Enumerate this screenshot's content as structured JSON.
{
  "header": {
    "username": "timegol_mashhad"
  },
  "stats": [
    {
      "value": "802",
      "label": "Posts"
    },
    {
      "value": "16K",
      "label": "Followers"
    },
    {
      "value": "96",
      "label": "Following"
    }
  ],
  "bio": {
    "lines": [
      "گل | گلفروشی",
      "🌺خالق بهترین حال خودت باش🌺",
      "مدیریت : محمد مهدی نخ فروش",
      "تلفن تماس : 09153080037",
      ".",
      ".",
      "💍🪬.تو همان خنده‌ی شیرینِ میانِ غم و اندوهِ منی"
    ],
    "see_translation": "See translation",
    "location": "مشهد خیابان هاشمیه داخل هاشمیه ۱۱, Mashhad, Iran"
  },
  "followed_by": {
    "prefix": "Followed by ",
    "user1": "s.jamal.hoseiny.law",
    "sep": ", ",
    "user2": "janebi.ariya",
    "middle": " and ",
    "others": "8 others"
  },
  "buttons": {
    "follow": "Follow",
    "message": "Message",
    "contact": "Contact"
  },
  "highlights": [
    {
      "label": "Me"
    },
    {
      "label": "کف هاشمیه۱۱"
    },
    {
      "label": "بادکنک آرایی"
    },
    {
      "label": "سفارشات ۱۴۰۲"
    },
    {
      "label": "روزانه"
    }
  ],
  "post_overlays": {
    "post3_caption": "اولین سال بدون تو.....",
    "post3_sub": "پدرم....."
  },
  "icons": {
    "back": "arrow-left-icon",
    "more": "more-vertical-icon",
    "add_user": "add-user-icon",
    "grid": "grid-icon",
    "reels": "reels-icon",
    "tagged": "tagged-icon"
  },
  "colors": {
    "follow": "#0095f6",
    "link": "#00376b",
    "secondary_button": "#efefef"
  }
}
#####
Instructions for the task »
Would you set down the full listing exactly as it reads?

Exercise answer »
Enumerate this screenshot's content as structured JSON.
{
  "header": {
    "username": "timegol_mashhad"
  },
  "stats": [
    {
      "value": "802",
      "label": "Posts"
    },
    {
      "value": "16K",
      "label": "Followers"
    },
    {
      "value": "96",
      "label": "Following"
    }
  ],
  "bio": {
    "lines": [
      "گل | گلفروشی",
      "🌺خالق بهترین حال خودت باش🌺",
      "مدیریت : محمد مهدی نخ فروش",
      "تلفن تماس : 09153080037",
      ".",
      ".",
      "💍🪬.تو همان خنده‌ی شیرینِ میانِ غم و اندوهِ منی"
    ],
    "see_translation": "See translation",
    "location": "مشهد خیابان هاشمیه داخل هاشمیه ۱۱, Mashhad, Iran"
  },
  "followed_by": {
    "prefix": "Followed by ",
    "user1": "s.jamal.hoseiny.law",
    "sep": ", ",
    "user2": "janebi.ariya",
    "middle": " and ",
    "others": "8 others"
  },
  "buttons": {
    "follow": "Follow",
    "message": "Message",
    "contact": "Contact"
  },
  "highlights": [
    {
      "label": "Me"
    },
    {
      "label": "کف هاشمیه۱۱"
    },
    {
      "label": "بادکنک آرایی"
    },
    {
      "label": "سفارشات ۱۴۰۲"
    },
    {
      "label": "روزانه"
    }
  ],
  "post_overlays": {
    "post3_caption": "اولین سال بدون تو.....",
    "post3_sub": "پدرم....."
  },
  "icons": {
    "back": "arrow-left-icon",
    "more": "more-vertical-icon",
    "add_user": "add-user-icon",
    "grid": "grid-icon",
    "reels": "reels-icon",
    "tagged": "tagged-icon"
  },
  "colors": {
    "follow": "#0095f6",
    "link": "#00376b",
    "secondary_button": "#efefef"
  }
}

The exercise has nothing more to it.